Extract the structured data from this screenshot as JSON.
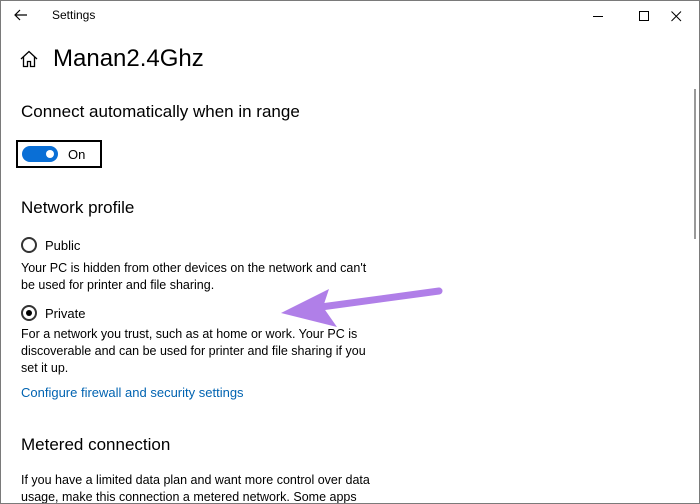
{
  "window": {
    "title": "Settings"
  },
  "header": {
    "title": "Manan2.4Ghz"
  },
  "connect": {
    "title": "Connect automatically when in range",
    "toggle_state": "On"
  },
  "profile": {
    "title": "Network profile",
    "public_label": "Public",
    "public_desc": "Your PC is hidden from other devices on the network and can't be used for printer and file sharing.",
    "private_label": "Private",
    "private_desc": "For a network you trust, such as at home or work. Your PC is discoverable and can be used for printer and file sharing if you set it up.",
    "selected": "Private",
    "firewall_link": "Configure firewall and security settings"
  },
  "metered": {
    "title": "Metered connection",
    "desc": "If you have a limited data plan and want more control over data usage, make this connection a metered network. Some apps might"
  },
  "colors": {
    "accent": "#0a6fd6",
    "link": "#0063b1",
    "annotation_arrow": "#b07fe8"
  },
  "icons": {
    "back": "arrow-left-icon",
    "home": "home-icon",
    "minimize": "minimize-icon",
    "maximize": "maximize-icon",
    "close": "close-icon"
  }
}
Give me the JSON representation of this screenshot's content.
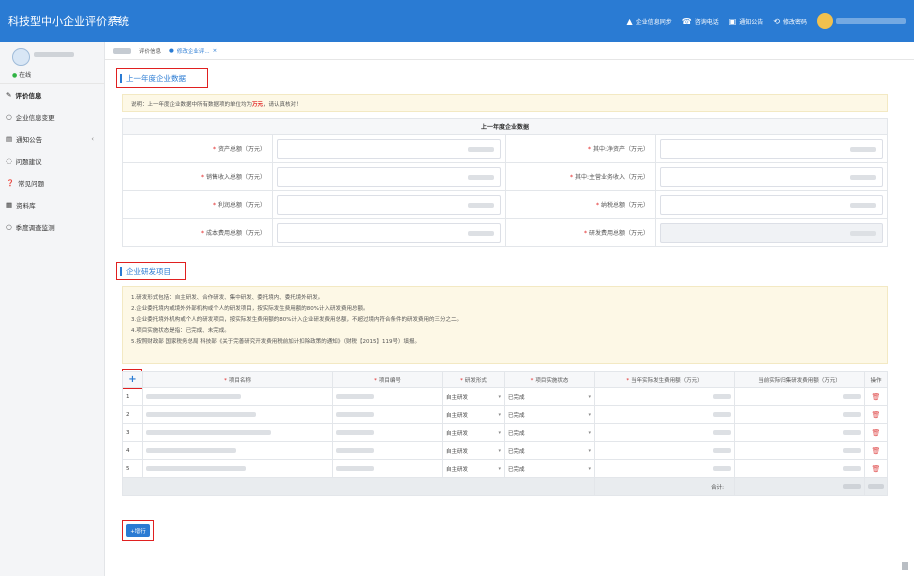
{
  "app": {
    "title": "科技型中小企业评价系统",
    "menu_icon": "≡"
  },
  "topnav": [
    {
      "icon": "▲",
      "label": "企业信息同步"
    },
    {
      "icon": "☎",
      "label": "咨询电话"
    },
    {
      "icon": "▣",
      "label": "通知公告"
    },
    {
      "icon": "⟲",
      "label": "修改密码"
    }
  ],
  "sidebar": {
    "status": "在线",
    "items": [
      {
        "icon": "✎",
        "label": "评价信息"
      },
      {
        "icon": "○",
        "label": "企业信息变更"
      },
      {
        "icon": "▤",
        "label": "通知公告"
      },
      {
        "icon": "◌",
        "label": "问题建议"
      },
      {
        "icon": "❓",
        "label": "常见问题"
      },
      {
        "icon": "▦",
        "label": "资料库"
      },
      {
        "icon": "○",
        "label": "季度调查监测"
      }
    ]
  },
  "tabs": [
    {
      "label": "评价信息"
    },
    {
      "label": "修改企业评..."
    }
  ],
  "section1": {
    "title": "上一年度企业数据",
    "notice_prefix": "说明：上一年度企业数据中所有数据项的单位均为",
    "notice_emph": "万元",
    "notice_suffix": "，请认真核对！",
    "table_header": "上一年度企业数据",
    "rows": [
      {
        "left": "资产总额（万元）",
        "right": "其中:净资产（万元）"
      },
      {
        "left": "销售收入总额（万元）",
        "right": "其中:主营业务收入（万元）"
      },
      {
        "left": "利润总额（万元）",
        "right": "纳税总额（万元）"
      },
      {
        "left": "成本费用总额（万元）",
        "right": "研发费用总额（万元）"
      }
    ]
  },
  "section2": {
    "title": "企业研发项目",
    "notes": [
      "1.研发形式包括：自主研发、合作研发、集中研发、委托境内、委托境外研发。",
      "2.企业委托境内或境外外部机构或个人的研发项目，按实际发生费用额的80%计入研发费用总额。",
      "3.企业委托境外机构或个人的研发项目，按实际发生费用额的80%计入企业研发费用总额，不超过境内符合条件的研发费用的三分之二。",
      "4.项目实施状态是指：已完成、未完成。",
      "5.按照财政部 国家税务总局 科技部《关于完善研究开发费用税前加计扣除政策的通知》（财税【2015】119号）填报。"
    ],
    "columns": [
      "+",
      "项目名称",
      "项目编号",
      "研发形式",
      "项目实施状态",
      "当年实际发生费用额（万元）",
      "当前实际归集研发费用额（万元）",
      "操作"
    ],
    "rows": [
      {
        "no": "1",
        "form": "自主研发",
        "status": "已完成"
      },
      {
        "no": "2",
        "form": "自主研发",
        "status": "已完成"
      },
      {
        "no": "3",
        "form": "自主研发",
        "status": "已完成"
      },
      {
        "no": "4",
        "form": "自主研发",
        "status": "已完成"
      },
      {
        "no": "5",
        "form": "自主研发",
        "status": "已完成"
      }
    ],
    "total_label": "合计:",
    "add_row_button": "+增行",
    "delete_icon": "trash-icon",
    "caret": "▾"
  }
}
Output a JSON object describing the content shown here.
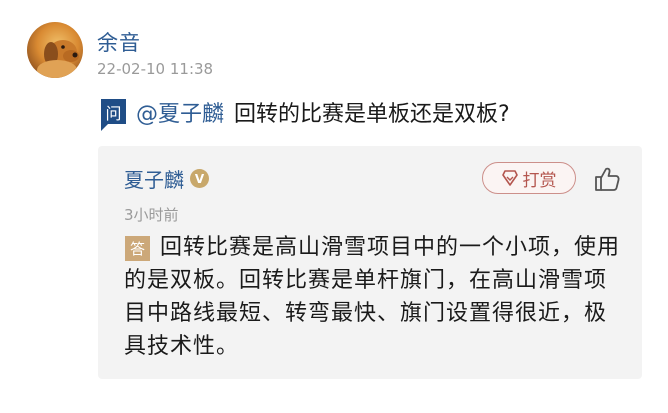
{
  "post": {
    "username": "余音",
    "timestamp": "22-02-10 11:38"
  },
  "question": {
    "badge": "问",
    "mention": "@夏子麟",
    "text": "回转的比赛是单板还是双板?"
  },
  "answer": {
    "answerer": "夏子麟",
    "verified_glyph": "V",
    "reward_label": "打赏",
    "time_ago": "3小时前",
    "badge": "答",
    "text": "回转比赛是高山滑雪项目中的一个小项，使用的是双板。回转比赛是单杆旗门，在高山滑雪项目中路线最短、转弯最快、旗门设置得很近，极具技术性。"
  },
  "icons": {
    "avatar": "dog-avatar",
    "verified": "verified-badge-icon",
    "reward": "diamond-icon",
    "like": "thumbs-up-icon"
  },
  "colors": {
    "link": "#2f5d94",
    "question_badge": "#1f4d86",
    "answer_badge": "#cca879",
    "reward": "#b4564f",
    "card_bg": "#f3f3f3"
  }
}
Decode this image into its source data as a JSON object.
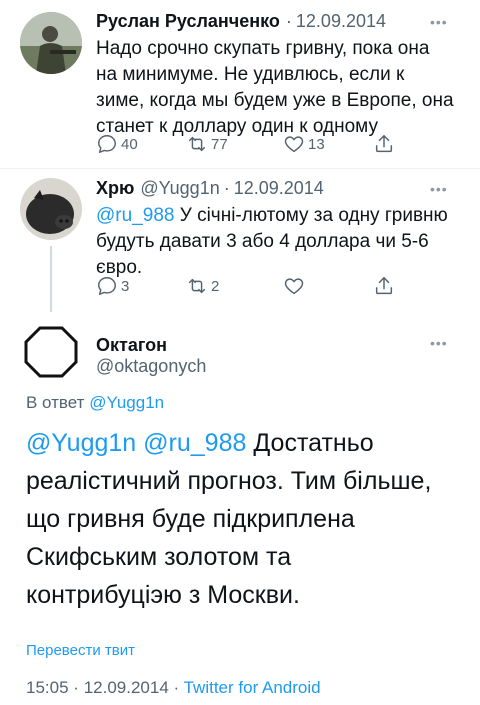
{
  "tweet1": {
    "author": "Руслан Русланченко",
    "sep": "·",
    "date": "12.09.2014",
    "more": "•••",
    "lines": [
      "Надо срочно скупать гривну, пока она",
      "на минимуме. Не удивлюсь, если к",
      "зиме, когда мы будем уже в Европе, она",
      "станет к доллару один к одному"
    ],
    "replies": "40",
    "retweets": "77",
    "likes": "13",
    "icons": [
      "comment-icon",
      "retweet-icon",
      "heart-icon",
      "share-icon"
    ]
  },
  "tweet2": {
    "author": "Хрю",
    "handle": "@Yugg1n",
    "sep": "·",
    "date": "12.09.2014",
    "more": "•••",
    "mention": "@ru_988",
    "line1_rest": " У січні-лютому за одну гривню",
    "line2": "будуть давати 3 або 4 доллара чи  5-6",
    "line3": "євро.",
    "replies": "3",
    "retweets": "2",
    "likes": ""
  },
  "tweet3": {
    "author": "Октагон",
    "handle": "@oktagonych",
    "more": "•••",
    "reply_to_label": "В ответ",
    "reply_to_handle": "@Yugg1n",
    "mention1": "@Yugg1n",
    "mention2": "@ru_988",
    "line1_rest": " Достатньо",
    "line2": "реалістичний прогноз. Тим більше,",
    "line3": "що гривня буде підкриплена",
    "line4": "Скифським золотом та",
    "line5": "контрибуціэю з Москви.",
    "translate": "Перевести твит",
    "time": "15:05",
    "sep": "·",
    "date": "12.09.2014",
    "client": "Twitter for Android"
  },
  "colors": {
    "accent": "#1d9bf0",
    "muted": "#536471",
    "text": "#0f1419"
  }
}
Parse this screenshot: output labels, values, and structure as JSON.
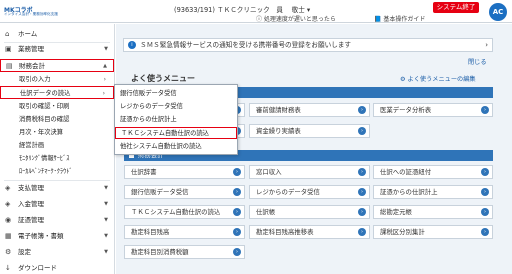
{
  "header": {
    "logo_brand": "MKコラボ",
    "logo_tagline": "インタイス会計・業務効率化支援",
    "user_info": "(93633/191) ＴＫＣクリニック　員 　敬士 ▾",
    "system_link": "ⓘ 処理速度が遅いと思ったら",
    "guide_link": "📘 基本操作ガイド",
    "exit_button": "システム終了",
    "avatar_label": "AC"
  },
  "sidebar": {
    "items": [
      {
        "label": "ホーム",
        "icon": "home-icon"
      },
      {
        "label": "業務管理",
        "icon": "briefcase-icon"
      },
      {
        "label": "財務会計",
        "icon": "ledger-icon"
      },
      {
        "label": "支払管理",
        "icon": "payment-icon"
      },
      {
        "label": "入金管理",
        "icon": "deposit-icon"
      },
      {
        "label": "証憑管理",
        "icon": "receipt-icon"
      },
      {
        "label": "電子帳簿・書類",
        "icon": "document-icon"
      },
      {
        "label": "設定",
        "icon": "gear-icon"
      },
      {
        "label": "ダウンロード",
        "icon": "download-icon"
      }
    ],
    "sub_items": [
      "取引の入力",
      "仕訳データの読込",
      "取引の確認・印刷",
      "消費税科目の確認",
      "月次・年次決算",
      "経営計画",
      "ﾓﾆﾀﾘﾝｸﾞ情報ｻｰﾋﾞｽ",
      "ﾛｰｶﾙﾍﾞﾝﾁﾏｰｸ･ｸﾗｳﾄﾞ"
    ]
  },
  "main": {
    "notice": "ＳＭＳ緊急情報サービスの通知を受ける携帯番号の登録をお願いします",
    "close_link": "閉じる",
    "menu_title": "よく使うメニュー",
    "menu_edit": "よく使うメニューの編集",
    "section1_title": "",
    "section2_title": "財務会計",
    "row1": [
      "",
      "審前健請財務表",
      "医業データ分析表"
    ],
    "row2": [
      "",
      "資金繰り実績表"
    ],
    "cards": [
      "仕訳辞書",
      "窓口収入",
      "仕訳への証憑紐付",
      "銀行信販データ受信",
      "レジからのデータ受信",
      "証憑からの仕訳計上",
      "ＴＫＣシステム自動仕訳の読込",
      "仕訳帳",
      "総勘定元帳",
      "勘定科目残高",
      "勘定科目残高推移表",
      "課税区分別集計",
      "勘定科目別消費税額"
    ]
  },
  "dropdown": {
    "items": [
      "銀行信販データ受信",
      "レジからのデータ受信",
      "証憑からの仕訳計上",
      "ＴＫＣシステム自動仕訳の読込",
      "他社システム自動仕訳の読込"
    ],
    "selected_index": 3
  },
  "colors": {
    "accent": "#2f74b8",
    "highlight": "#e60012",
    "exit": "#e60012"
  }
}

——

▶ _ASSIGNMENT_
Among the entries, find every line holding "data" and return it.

▶ _ANSWER BELOW_
Extract the structured data from this screenshot as JSON.
    "desc": "If you have a limited data plan and want more control over data usage, make this connection a metered network. Some apps might"
Decode this image into its source data as a JSON object.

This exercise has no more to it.